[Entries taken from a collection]
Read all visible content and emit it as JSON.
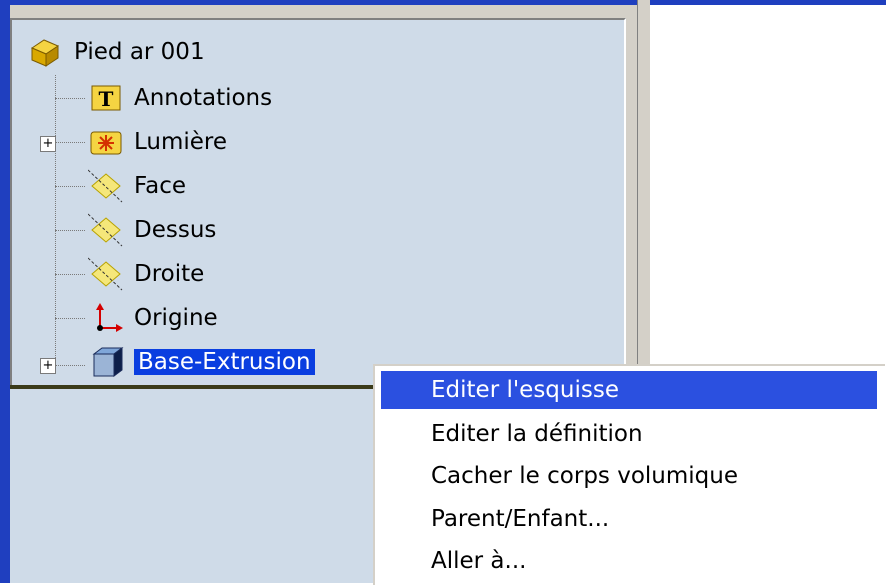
{
  "tree": {
    "root_label": "Pied ar 001",
    "items": [
      {
        "label": "Annotations",
        "icon": "annotations-icon"
      },
      {
        "label": "Lumière",
        "icon": "light-icon"
      },
      {
        "label": "Face",
        "icon": "plane-icon"
      },
      {
        "label": "Dessus",
        "icon": "plane-icon"
      },
      {
        "label": "Droite",
        "icon": "plane-icon"
      },
      {
        "label": "Origine",
        "icon": "origin-icon"
      },
      {
        "label": "Base-Extrusion",
        "icon": "extrusion-icon"
      }
    ]
  },
  "context_menu": {
    "items": [
      {
        "label": "Editer l'esquisse"
      },
      {
        "label": "Editer la définition"
      },
      {
        "label": "Cacher le corps volumique"
      },
      {
        "label": "Parent/Enfant..."
      },
      {
        "label": "Aller à..."
      }
    ]
  },
  "colors": {
    "selection": "#0a3ee0",
    "menu_highlight": "#2b50e0",
    "tree_bg": "#cfdbe8"
  }
}
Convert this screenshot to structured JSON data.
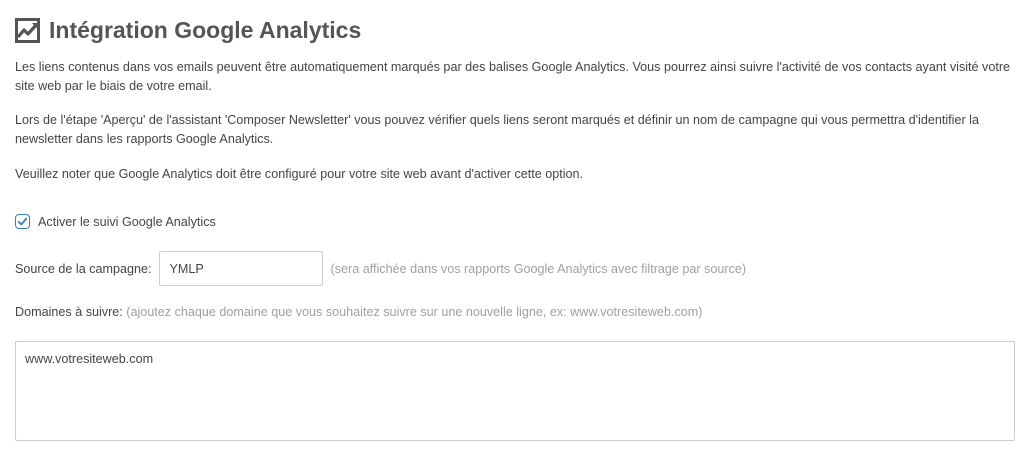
{
  "header": {
    "icon": "line-chart-icon",
    "title": "Intégration Google Analytics"
  },
  "description": {
    "paragraph1": "Les liens contenus dans vos emails peuvent être automatiquement marqués par des balises Google Analytics. Vous pourrez ainsi suivre l'activité de vos contacts ayant visité votre site web par le biais de votre email.",
    "paragraph2": "Lors de l'étape 'Aperçu' de l'assistant 'Composer Newsletter' vous pouvez vérifier quels liens seront marqués et définir un nom de campagne qui vous permettra d'identifier la newsletter dans les rapports Google Analytics.",
    "paragraph3": "Veuillez noter que Google Analytics doit être configuré pour votre site web avant d'activer cette option."
  },
  "tracking": {
    "checked": true,
    "label": "Activer le suivi Google Analytics",
    "checkbox_color": "#3a7fb5"
  },
  "campaign_source": {
    "label": "Source de la campagne:",
    "value": "YMLP",
    "hint": "(sera affichée dans vos rapports Google Analytics avec filtrage par source)"
  },
  "domains": {
    "label": "Domaines à suivre:",
    "hint": "(ajoutez chaque domaine que vous souhaitez suivre sur une nouvelle ligne, ex: www.votresiteweb.com)",
    "value": "www.votresiteweb.com"
  }
}
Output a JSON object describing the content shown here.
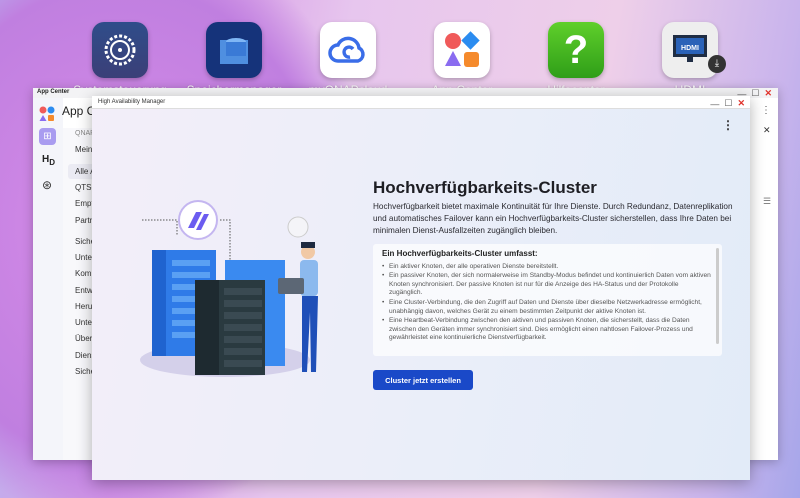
{
  "desktop": {
    "icons": [
      {
        "label": "Systemsteuerung",
        "icon": "gear-icon",
        "color": "#2d3f7a"
      },
      {
        "label": "Speichermanager",
        "icon": "database-icon",
        "color": "#15337a"
      },
      {
        "label": "myQNAPcloud",
        "icon": "cloud-icon",
        "color": "#ffffff"
      },
      {
        "label": "App Center",
        "icon": "app-grid-icon",
        "color": "#ffffff"
      },
      {
        "label": "Hilfecenter",
        "icon": "question-icon",
        "color": "#43b51e"
      },
      {
        "label": "HDMI",
        "icon": "hdmi-monitor-icon",
        "color": "#eeeeee"
      }
    ]
  },
  "app_center": {
    "title": "App Center",
    "header": "App Ce",
    "sidebar": [
      "QNAP :",
      "Meine",
      "Alle A",
      "QTS-",
      "Empf",
      "Partn",
      "Siche",
      "Unter",
      "Komm",
      "Entwi",
      "Herur",
      "Unter",
      "Überv",
      "Diens",
      "Siche"
    ],
    "selected": "Alle A"
  },
  "ha": {
    "title": "High Availability Manager",
    "heading": "Hochverfügbarkeits-Cluster",
    "intro": "Hochverfügbarkeit bietet maximale Kontinuität für Ihre Dienste. Durch Redundanz, Datenreplikation und automatisches Failover kann ein Hochverfügbarkeits-Cluster sicherstellen, dass Ihre Daten bei minimalen Dienst-Ausfallzeiten zugänglich bleiben.",
    "box_title": "Ein Hochverfügbarkeits-Cluster umfasst:",
    "items": [
      "Ein aktiver Knoten, der alle operativen Dienste bereitstellt.",
      "Ein passiver Knoten, der sich normalerweise im Standby-Modus befindet und kontinuierlich Daten vom aktiven Knoten synchronisiert. Der passive Knoten ist nur für die Anzeige des HA-Status und der Protokolle zugänglich.",
      "Eine Cluster-Verbindung, die den Zugriff auf Daten und Dienste über dieselbe Netzwerkadresse ermöglicht, unabhängig davon, welches Gerät zu einem bestimmten Zeitpunkt der aktive Knoten ist.",
      "Eine Heartbeat-Verbindung zwischen den aktiven und passiven Knoten, die sicherstellt, dass die Daten zwischen den Geräten immer synchronisiert sind. Dies ermöglicht einen nahtlosen Failover-Prozess und gewährleistet eine kontinuierliche Dienstverfügbarkeit."
    ],
    "button": "Cluster jetzt erstellen",
    "accent": "#1a49c8"
  }
}
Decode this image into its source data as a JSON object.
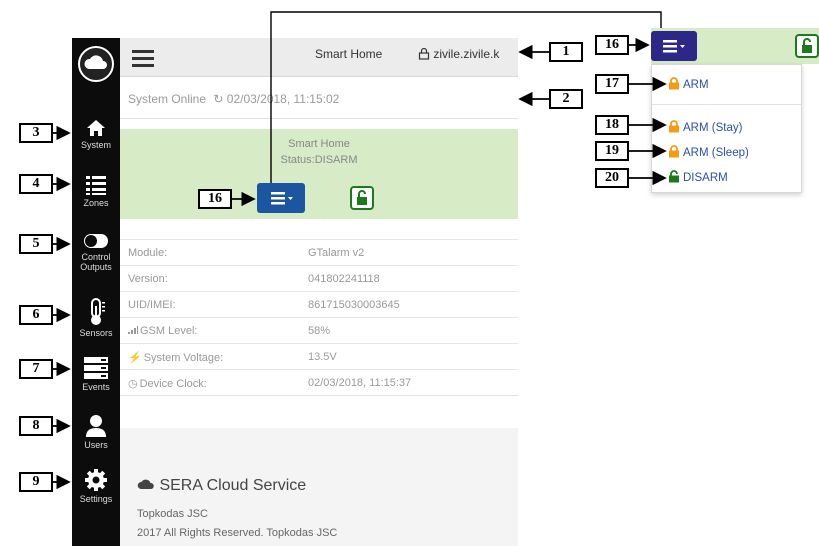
{
  "header": {
    "title": "Smart Home",
    "user": "zivile.zivile.k"
  },
  "status": {
    "text": "System Online",
    "time": "02/03/2018, 11:15:02"
  },
  "panel": {
    "title": "Smart Home",
    "status": "Status:DISARM"
  },
  "sidebar": {
    "items": [
      {
        "label": "System",
        "icon": "home-icon"
      },
      {
        "label": "Zones",
        "icon": "list-icon"
      },
      {
        "label": "Control Outputs",
        "icon": "toggle-icon"
      },
      {
        "label": "Sensors",
        "icon": "thermometer-icon"
      },
      {
        "label": "Events",
        "icon": "server-icon"
      },
      {
        "label": "Users",
        "icon": "user-icon"
      },
      {
        "label": "Settings",
        "icon": "gear-icon"
      }
    ]
  },
  "info": {
    "rows": [
      {
        "label": "Module:",
        "value": "GTalarm v2"
      },
      {
        "label": "Version:",
        "value": "041802241118"
      },
      {
        "label": "UID/IMEI:",
        "value": "861715030003645"
      },
      {
        "label": "GSM Level:",
        "value": "58%"
      },
      {
        "label": "System Voltage:",
        "value": "13.5V"
      },
      {
        "label": "Device Clock:",
        "value": "02/03/2018, 11:15:37"
      }
    ]
  },
  "footer": {
    "title": "SERA Cloud Service",
    "company": "Topkodas JSC",
    "rights": "2017 All Rights Reserved. Topkodas JSC"
  },
  "dropdown": {
    "items": [
      {
        "label": "ARM",
        "icon": "lock-closed-icon",
        "color": "#f39c12"
      },
      {
        "label": "ARM (Stay)",
        "icon": "lock-closed-icon",
        "color": "#f39c12"
      },
      {
        "label": "ARM (Sleep)",
        "icon": "lock-closed-icon",
        "color": "#f39c12"
      },
      {
        "label": "DISARM",
        "icon": "lock-open-icon",
        "color": "#1c7a1c"
      }
    ]
  },
  "callouts": {
    "c1": "1",
    "c2": "2",
    "c3": "3",
    "c4": "4",
    "c5": "5",
    "c6": "6",
    "c7": "7",
    "c8": "8",
    "c9": "9",
    "c16a": "16",
    "c16b": "16",
    "c17": "17",
    "c18": "18",
    "c19": "19",
    "c20": "20"
  },
  "colors": {
    "sidebar": "#0c0c0c",
    "panel_green": "#d7ebc6",
    "menu_blue": "#1d56a0",
    "menu_dark": "#2d2787",
    "lock_orange": "#f39c12",
    "lock_green": "#1c7a1c"
  }
}
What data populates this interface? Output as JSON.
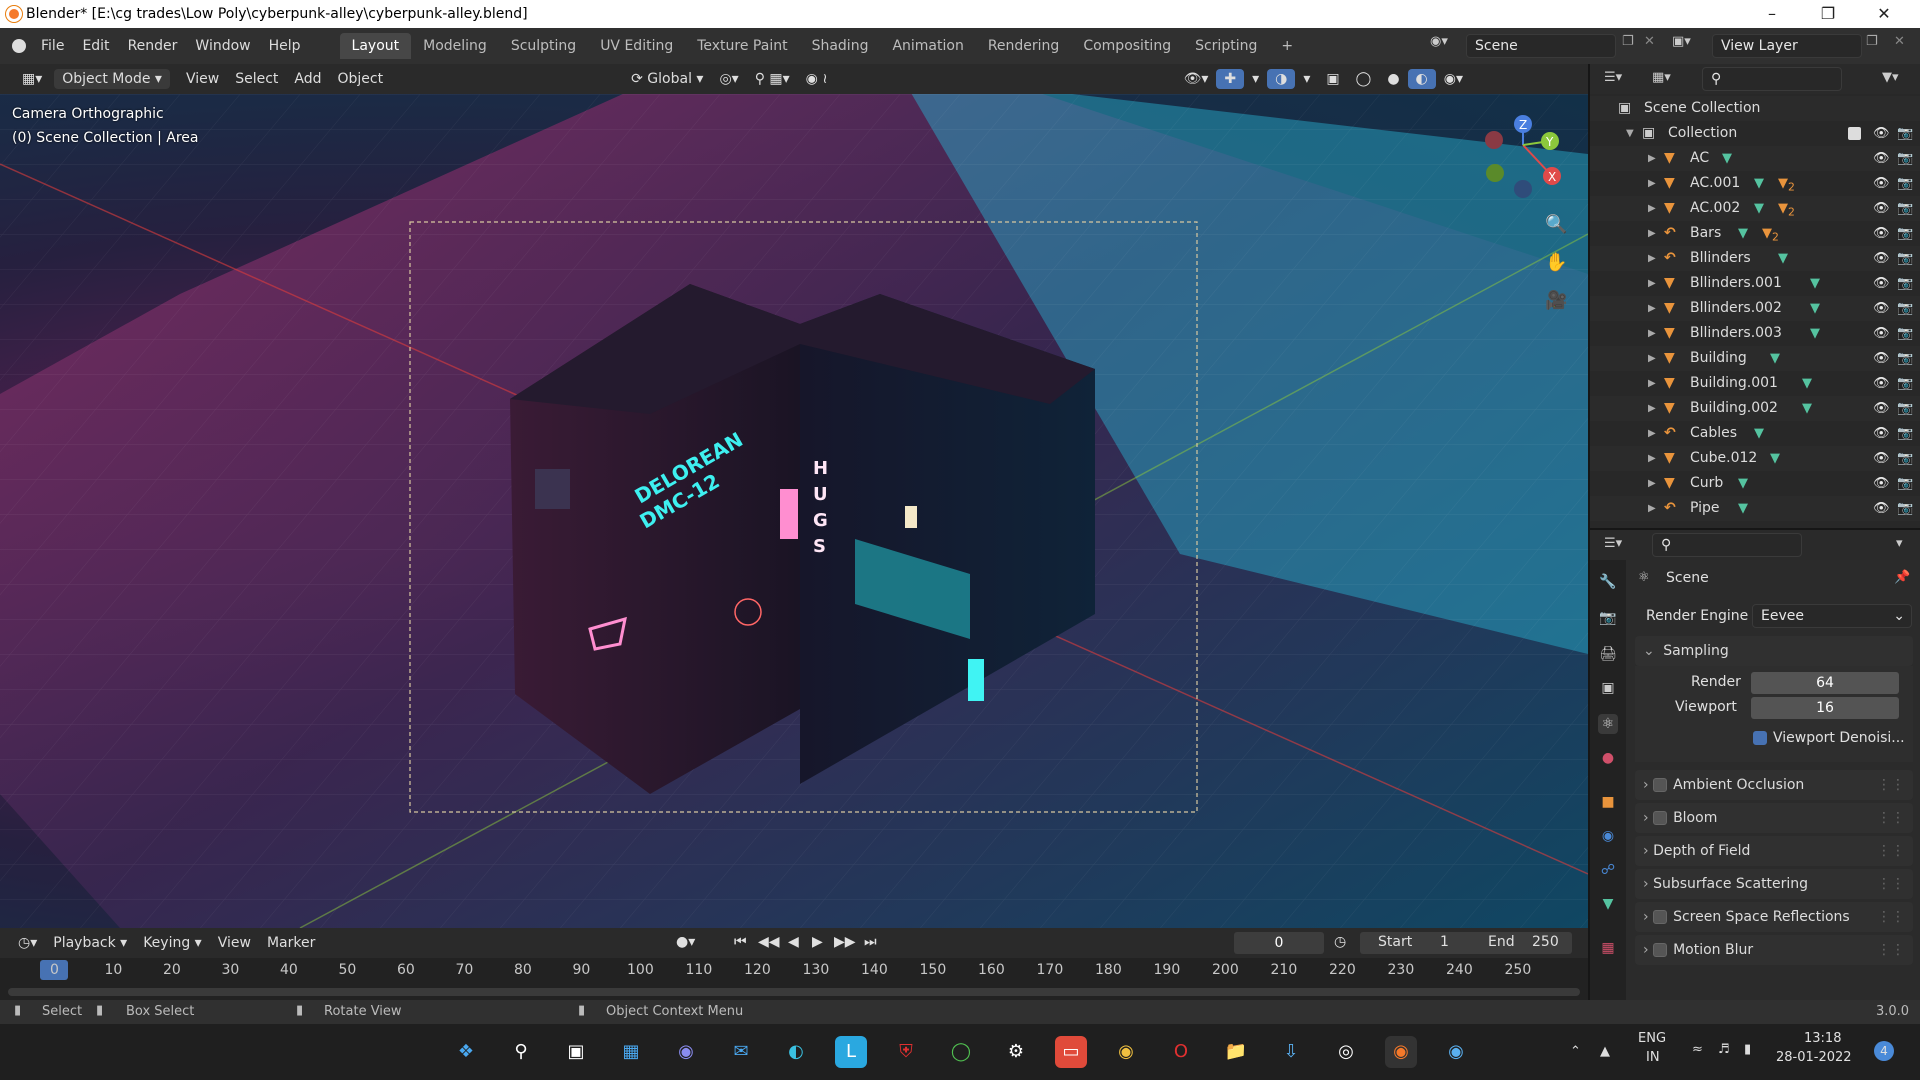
{
  "window": {
    "title": "Blender* [E:\\cg trades\\Low Poly\\cyberpunk-alley\\cyberpunk-alley.blend]"
  },
  "menus": [
    "File",
    "Edit",
    "Render",
    "Window",
    "Help"
  ],
  "workspaces": [
    "Layout",
    "Modeling",
    "Sculpting",
    "UV Editing",
    "Texture Paint",
    "Shading",
    "Animation",
    "Rendering",
    "Compositing",
    "Scripting",
    "+"
  ],
  "active_workspace": "Layout",
  "scene_field": "Scene",
  "view_layer_field": "View Layer",
  "viewport_header": {
    "mode": "Object Mode",
    "items": [
      "View",
      "Select",
      "Add",
      "Object"
    ],
    "transform": "Global"
  },
  "viewport": {
    "camera_label": "Camera Orthographic",
    "collection_label": "(0) Scene Collection | Area",
    "gizmo": {
      "x": "X",
      "y": "Y",
      "z": "Z"
    }
  },
  "outliner": {
    "root": "Scene Collection",
    "collection": "Collection",
    "items": [
      "AC",
      "AC.001",
      "AC.002",
      "Bars",
      "Bllinders",
      "Bllinders.001",
      "Bllinders.002",
      "Bllinders.003",
      "Building",
      "Building.001",
      "Building.002",
      "Cables",
      "Cube.012",
      "Curb",
      "Pipe"
    ],
    "item_kinds": [
      "mesh",
      "mesh",
      "mesh",
      "curve",
      "curve",
      "mesh",
      "mesh",
      "mesh",
      "mesh",
      "mesh",
      "mesh",
      "curve",
      "mesh",
      "mesh",
      "curve"
    ],
    "mod_counts": [
      "",
      "2",
      "2",
      "2",
      "",
      "",
      "",
      "",
      "",
      "",
      "",
      "",
      "",
      "",
      ""
    ]
  },
  "properties": {
    "context": "Scene",
    "render_engine_label": "Render Engine",
    "render_engine": "Eevee",
    "sampling": "Sampling",
    "render_label": "Render",
    "render_value": "64",
    "viewport_label": "Viewport",
    "viewport_value": "16",
    "denoise_label": "Viewport Denoisi...",
    "panels": [
      "Ambient Occlusion",
      "Bloom",
      "Depth of Field",
      "Subsurface Scattering",
      "Screen Space Reflections",
      "Motion Blur"
    ]
  },
  "timeline": {
    "items": [
      "Playback",
      "Keying",
      "View",
      "Marker"
    ],
    "current_frame": "0",
    "start_label": "Start",
    "start": "1",
    "end_label": "End",
    "end": "250",
    "ticks": [
      "0",
      "10",
      "20",
      "30",
      "40",
      "50",
      "60",
      "70",
      "80",
      "90",
      "100",
      "110",
      "120",
      "130",
      "140",
      "150",
      "160",
      "170",
      "180",
      "190",
      "200",
      "210",
      "220",
      "230",
      "240",
      "250"
    ]
  },
  "statusbar": {
    "select": "Select",
    "box_select": "Box Select",
    "rotate": "Rotate View",
    "context_menu": "Object Context Menu",
    "version": "3.0.0"
  },
  "taskbar": {
    "lang1": "ENG",
    "lang2": "IN",
    "time": "13:18",
    "date": "28-01-2022",
    "notif": "4"
  },
  "scene_text": {
    "sign1": "DELOREAN",
    "sign2": "DMC-12",
    "hugs": "HUGS"
  },
  "colors": {
    "accent": "#4772b3",
    "orange": "#e9943c",
    "teal": "#55c3a0",
    "neon_pink": "#ff5fb0",
    "neon_cyan": "#3ef0f0"
  }
}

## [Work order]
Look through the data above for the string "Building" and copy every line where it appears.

## [Answer to this problem]
      "Building",
      "Building.001",
      "Building.002",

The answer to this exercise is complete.